26 July 1986
| Hull to Bridlington Line|
Vehicle incursion (level crossing)
Lockington, East Riding of Yorkshire, Humberside
The Lockington rail crash occurred on 26 July 1986 at Lockington, England, when the 09:33 passenger train from Bridlington to Kingston upon Hull on the Hull to Scarborough Line hit a Ford Escort van on a level crossing.
Eight passengers on the train and a passenger in the van died.
Lockington rail crash Wikipedia
On 26 July 1986 the 09:33 Bridlington to Hull train, travelling at around 50 miles per hour (80 km/h), struck a van at Lockington Level Crossing at around 10:00, causing the train to derail. The train was made up of a two-car Class 105 DMU unit coupled to a two-car Class 114 unit. The derailed train ran down the railway embankment and the front vehicle jackknifed and fell onto its side. The van was torn into five pieces.
Eight train passengers and a passenger in the van were killed. 59 people were taken to hospital, of whom 10 required further treatment.
It is thought that the derailment was caused by one side of the bogie colliding with the van, followed by a wheel in the trailing bogie of the front carriage striking trackwork that had been damaged by the force of the initial derailment, causing the train to jump and the first carriage to separate from the trailing bogie. The front coach left the railway line and ran into a field, embedding itself, causing the rear of the coach to be pushed around by the rest of the train, causing it to fall on one side, and be turned around 180 degrees.

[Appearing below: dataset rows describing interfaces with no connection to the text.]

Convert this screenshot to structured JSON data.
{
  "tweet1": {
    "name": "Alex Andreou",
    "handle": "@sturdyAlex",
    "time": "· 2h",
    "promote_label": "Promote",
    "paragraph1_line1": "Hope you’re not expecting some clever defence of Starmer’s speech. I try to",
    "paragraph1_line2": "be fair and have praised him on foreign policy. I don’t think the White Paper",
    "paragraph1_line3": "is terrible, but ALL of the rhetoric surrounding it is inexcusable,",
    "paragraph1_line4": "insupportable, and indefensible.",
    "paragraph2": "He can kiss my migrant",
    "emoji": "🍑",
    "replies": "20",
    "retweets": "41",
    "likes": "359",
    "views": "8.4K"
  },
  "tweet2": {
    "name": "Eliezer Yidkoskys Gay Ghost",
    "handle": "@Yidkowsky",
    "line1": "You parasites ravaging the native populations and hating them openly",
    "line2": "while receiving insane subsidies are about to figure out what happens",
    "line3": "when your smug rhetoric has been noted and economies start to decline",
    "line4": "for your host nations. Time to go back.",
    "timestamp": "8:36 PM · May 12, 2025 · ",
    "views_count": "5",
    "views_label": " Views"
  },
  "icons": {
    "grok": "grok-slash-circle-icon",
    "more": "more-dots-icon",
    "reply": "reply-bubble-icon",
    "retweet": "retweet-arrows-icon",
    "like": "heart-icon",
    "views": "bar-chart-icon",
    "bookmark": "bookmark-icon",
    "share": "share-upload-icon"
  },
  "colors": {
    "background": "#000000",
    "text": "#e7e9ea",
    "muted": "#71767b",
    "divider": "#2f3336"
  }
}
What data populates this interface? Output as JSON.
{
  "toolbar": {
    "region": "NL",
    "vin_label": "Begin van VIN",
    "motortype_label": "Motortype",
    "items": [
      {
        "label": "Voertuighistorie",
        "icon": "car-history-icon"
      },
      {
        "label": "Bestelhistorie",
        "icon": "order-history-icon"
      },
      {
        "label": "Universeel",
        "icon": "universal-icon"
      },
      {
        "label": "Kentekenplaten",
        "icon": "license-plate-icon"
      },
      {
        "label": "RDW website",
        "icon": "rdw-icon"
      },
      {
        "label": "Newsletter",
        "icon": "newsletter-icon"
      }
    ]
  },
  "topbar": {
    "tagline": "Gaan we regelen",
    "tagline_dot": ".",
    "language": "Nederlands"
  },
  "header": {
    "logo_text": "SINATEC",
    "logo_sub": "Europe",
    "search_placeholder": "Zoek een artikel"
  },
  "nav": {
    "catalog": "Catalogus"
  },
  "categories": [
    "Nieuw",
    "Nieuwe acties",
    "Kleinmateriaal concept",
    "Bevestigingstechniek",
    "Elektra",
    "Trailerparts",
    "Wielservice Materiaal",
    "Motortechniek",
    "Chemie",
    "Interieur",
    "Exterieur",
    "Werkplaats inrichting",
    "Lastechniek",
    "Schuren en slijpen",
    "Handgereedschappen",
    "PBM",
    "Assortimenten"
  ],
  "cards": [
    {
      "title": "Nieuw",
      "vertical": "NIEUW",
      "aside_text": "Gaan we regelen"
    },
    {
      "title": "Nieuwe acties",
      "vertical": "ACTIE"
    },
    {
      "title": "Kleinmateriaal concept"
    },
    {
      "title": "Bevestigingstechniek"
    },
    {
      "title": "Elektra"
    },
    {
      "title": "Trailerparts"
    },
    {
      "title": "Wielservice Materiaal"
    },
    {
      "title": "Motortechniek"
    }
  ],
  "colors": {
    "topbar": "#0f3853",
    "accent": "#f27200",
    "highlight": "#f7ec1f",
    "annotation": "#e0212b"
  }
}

The level crossing was an automatic type using flashing warning lights (an AOCR – Automatic Open Crossing, Remotely Monitored), which had been installed in 1985/86 replacing lifting barriers operated from the adjacent signal box.
There had been reported examples of the warning lights operating incorrectly before the accident, including the lights failing to activate or activating without enough warning time. The investigation concluded that the lights did operate correctly on the day of the accident. The driver of the van could not recall the incident; the evidence showed that the van was moving when struck, as the van was in gear. He was local to the area and a driver of over two decades experience, and was aware of the mode of operation of the crossing. The investigator concluded that on balance of probability the driver had been distracted before the crossing, causing him to miss the light signal.
An inquest held on 25 February 1987 recorded that the persons involved in the accident died of misadventure.
The line re-opened on 29 July 1986.
In 2009 a campaign was launched to have a permanent memorial erected. On 25 July 2010 a memorial was unveiled at Driffield Memorial Garden at 2 pm, with over 100 people attended the service.
A book about the disaster was published by Bridlington disaster author expert Richard Jones in September 2010.
A ceremony was held on 24 July 2011 at the memorial for the 25th anniversary of the crash.